occasional wooded streets though in the outskirts where the
Pooles lived, a certain foresting was demanded even without
One of Delia’s suitors, Paul, tries to convince
her that there are other places they may live happily. "There’d
be huge forests, speckled with orchids and hummingbirds. Beautiful
ones, Delia. And rice fields with Buffaloes
wading as we rode past" (78-79). By describing the beauty
of the land, Flanner relates to
the forests and lands she knew in Indiana.
Flanner continued to write
frequently after the publication of The Cubical City, but
it remained her only novel. She lived in Paris until 1975, when
she returned to New York City and remained there until her death

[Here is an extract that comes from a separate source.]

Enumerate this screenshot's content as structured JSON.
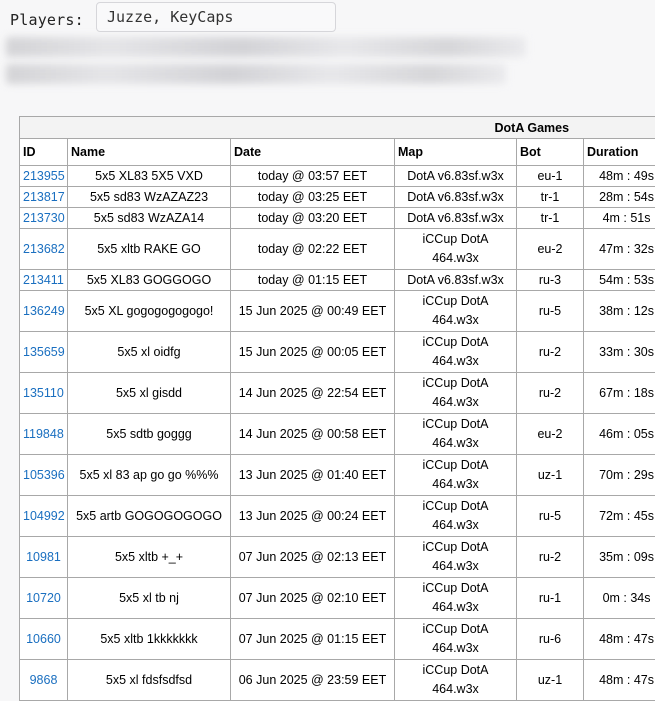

on November 7, 1978.
Flanner's writing connects to the land by suggesting
a longing for the peace of nature and the serenity of her
homeland. Although she remained away from Indiana most of
her life, she reminisced about the land she knew when she
grew up in Indianapolis.
Flanner, Janet. Darlinghissima.
Ed. Natalia Danesi Murray. New York: Random House Inc., 1985.
---. Janet Flanner’s
World. Ed. Irving Drutman. New York, New York: Harcourt
Brace Jovanovich, Inc. 1979.
---. The Cubical City. Southern
Illinois University Press, 1975.
Sept. 2002. "Women in American History."
14 September 2002 <http://search.eb.com/women/articles/
Rood, Karen L. “Janet Flanner.”
Dictionary of Literary Biography: American Writers in
Paris. Ed. Karen Lane Rood. Gale Research Co., 1980.
Vanausdall, Jeanette. Pride and
Protest: The Novel in Indiana. Indianapolis: Indiana
Historical Society, 1999.
Abbott, Bernice. "Janet Flanner."
Found in The Talk of the Town, Jane Grant, "The New
Yorker." Photograph courtesy of Commerce Graphics
Ltd., Inc. 7 November 2002. <http://libweb.uoregon.edu/speccoll/mss/JaneGrant/
human/janet.html>.Copyright © Bernice Abbott,
"Pennsylvania Street looking
north from Washington Street, Indianapolis, Indiana."
W. H. Bass Photo Company. Found in archives,
Indiana Historical Society. 14 November 2002. <http://184.108.40.206/cgiin/scandoc.cgi?app=1&folder
=725&doc=17>. Copyright © William H. Bass
Photo Comapany, 1920.
"Talbott Avenue, Indianapolis."
Archives, Indiana Penny Postcard Collection. 14 November
postcards/talbott.jpg>. Copyright © Indiana Penny
in American History